Cobra inspection truck and equipmentWe had a blast demonstrating our new Cobra C-801 belt drive mainline crawler and the C510 steerable storm crawler, as well as our muscular new King Cobra steerable transporter, with tracks or wheels on demand, automatic freewheel and automatic drive engagement, variable speed and versatile remote/manual elevator. It looks as cool as it sounds.

King Cobra Crawler

We gave away FREE NASSCO-certified PACP Software at the WWETT Show, just for stopping to visit us in our booth—just another way we always try to go above and beyond expectations.

All in all, it was a memorable show season, in which we proved our commitment to helping take the industry to the next level. As always, though, we couldn’t do it without you, and we really appreciate everyone who supports us as we support you.

AssetDMS – Setting A Higher Bar

AssetDMS screen

One of the products we’re most proud to introduce to the market is the latest version of AssetDMS, our highly engineered CCTV asset inspection recording and reporting software.

Employing an operator-friendly, intuitive touchscreen interface, AssetDMS condition assessment software makes data collection and analysis more second nature than work.

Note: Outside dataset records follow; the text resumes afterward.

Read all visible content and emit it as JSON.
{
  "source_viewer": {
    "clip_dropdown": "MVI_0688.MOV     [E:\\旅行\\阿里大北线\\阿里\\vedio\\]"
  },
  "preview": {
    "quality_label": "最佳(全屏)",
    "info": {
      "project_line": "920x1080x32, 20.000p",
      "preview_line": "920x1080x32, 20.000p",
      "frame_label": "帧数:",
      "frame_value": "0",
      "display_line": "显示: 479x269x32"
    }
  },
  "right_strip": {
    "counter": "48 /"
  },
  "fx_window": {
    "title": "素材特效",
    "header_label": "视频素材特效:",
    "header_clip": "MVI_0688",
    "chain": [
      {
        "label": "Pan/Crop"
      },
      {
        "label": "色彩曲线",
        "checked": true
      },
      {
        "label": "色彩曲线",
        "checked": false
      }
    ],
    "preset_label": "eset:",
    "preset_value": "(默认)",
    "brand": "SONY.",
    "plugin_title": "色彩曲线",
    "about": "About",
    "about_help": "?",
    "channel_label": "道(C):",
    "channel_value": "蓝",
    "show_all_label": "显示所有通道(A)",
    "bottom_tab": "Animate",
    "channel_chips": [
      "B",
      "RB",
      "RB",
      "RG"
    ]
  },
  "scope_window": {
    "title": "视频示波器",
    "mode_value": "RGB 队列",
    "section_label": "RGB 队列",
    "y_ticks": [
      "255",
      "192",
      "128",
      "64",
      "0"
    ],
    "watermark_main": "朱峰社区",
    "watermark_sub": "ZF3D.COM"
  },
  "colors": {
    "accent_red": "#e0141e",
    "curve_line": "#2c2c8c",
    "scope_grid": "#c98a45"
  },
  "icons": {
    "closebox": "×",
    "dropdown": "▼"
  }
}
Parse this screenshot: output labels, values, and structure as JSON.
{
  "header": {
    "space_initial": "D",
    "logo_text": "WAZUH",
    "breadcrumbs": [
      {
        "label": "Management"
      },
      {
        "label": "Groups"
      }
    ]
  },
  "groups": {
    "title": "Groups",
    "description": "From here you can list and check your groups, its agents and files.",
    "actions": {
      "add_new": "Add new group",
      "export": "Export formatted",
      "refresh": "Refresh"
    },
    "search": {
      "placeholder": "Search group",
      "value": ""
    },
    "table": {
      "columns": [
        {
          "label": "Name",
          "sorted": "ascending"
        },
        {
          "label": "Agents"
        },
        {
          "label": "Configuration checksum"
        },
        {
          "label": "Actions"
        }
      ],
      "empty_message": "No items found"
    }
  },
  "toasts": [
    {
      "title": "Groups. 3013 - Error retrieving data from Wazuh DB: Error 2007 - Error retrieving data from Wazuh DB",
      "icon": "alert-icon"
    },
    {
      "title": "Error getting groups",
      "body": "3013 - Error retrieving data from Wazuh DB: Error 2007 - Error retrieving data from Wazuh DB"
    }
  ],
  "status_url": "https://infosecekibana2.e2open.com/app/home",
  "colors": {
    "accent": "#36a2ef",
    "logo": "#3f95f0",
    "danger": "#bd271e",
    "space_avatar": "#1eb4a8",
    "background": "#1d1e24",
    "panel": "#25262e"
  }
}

Collection of data is highly streamlined, simplified and accurate with the use of built-in user prompts, so critical information is always captured.

Robust and Versatile

It’s all in the touch… AssetDMS is compatible with a wide range of manufacturer’s CCTV systems

  • Import/Export from ANY certified PACP/LACP/MACP database
  • No need to remember all PACP codes and rules
  • PACP reference photos for codes
  • Extensive reporting and easy to understand analysis tools

Learn More

Call or click today for more information, or a free demonstration of the AssetDMS software suite, or any of our full range of CCTV inspection technology. Call Toll-free 800.443.3761 or email.

Show Season: See You In Indy!

Our WWETT Show booth

Stop by and see us in Booth #6048 to see exciting new products and get show special pricing!

Having just come off our exhibit at the Underground Construction Technology Show in Ft. Worth, we now head to Indianapolis for the granddaddy of trade shows in our industry, The WWETT Show.

WWETT – The Show of Shows

If you’ve been there before, you’ll know it’s the largest annual U.S. trade show for the wastewater management industry. We know we’ll see many of you before the actual show floor opens, attending the many sessions during Education Day.

With so many offerings to choose from, including everything from safety and how-to, to business management and best practices, we know you’ll be stuffing your brains with the most up-to-date information concerning our industry.

Then, we look forward to you taking all that knowledge onto the show floor to help you choose the best new products to help you do your job faster, more easily, efficiently and effectively. That’s where we come in!

We’re really looking forward to having you stop by and visit us in Booth #6048, where we’ll be displaying and demonstrating several exciting new products this year!

Keep your eyes open for:

We’ll also be featuring the latest version of our feature-packed AssetDMS inspection recording and reporting software. You’ll want to see its new features, and especially the special show price we’ll be offering on this state-of-the-art technology.

See you in Indy!

WWETT Show 2018

For the first time, all three of our product lines will be showcased together. These include: